4. Fuel injector operation
5. Fuel injector signal from the ECM
6. Fuel injector wiring
7. Fuel injector electrical connector
8. If the ignition and ignition system components are determined to be in proper working order, it may be necessary to check the mechanical condition of the particular cylinder by:
9. Performing a compression test: if compressed air and a leakdown tester are available, perform a leakdown test, following the tool manufacturer's recommendations.
10. Check for a vacuum leak, such as a leaking intake gasket or injector seal.
11. Check for an excessive build-up of carbon on the intake valve. Excessive carbon buildup can absorb the fuel sprayed by the injector, much like a sponge.
12. Make sure to perform the cylinder drop test on all cylinders.
13. If the engine runs no differently on all cylinders, but the engine still lacks power, or the difference is minimal on all cylinders:
14. Check the cam timing.
15. If the cam timing is OK, verify the overall mechanical condition of the engine.
16. Check the fuel system pressure, pressure regulator and fuel pump output.

if anyone wants to be cool, they could tell me how to replace wiring on ECU, but you don't have to (obviously).

Old 07-24-2010, 03:00 AM
Junior Member
Thread Starter
Join Date: Jul 2010
Posts: 4
Exclamation continuance


best of luck.
Old 07-26-2010, 05:07 PM
Junior Member
Thread Starter
Join Date: Jul 2010
Posts: 4
Default IT was the IC

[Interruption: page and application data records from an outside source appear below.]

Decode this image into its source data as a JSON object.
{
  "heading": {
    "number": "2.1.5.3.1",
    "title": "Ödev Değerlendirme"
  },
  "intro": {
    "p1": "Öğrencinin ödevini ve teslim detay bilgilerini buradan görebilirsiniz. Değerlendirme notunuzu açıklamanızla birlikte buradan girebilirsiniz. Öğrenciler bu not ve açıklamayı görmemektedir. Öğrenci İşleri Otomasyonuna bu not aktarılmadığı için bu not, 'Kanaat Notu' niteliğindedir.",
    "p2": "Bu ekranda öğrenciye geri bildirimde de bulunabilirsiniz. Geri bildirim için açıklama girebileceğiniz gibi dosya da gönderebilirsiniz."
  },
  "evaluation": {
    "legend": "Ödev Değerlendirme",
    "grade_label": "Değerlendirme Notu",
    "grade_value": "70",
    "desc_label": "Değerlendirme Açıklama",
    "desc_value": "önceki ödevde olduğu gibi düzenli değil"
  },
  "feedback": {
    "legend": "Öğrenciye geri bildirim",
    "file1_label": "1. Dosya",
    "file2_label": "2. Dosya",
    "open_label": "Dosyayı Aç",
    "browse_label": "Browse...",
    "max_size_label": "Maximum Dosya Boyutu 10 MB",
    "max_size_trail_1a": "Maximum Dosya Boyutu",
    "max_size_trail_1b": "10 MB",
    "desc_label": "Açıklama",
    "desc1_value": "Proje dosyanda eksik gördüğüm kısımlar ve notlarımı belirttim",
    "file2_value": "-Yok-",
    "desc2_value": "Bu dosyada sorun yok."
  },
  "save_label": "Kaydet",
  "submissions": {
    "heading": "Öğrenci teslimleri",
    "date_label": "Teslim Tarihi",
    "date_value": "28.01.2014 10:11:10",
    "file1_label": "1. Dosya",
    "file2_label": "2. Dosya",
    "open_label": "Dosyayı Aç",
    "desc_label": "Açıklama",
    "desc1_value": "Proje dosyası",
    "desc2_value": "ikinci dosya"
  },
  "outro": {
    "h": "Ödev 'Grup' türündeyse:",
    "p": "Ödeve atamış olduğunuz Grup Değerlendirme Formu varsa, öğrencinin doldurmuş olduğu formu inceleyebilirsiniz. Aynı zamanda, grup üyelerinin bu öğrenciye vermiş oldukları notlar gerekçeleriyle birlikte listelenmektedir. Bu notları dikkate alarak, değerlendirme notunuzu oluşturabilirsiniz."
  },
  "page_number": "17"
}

Thank you for your reccomendation, and interest. I went up to my local shop, Foreign Affairs of Duluth, MN, and they also reccomended that with most cylinder misfires (usually cyl. 2 with these models) that the IC be replaced, and that it usually doesn't go much further after that. I bought one and replaced it, now my baby purrs like a pissed off kitten again. JUST make sure all the wiring and wiring insulation is intact, not corroded, and plugged in evenly (as it could also be a wire short of some sort), coils and plugs all good, and the computer isn't f-ed (which it shouldn't be). Also, check your local library for a Chilton manual for your make, model, and year (they just might).

Thank you sir, and ill let you know if i'm in ye ole chicago way.

Related Topics
Thread Starter
Last Post
Audi A6
11-21-2014 10:16 AM
General Tech
12-09-2013 02:23 PM
B5 Models
06-19-2013 03:50 PM
Computer & Fuel Systems
08-18-2009 01:24 PM

Thread Tools
Search this Thread
Quick Reply: P0303 and P1300 (only and together)

Contact Us - Archive - Advertising - Cookie Policy - Privacy Statement - Terms of Service

© 2019 MH Sub I, LLC dba Internet Brands

We are a participant in the Amazon Services LLC Associates Program, an affiliate advertising program designed to provide a means for us to earn fees by linking to Amazon.com and affiliated sites.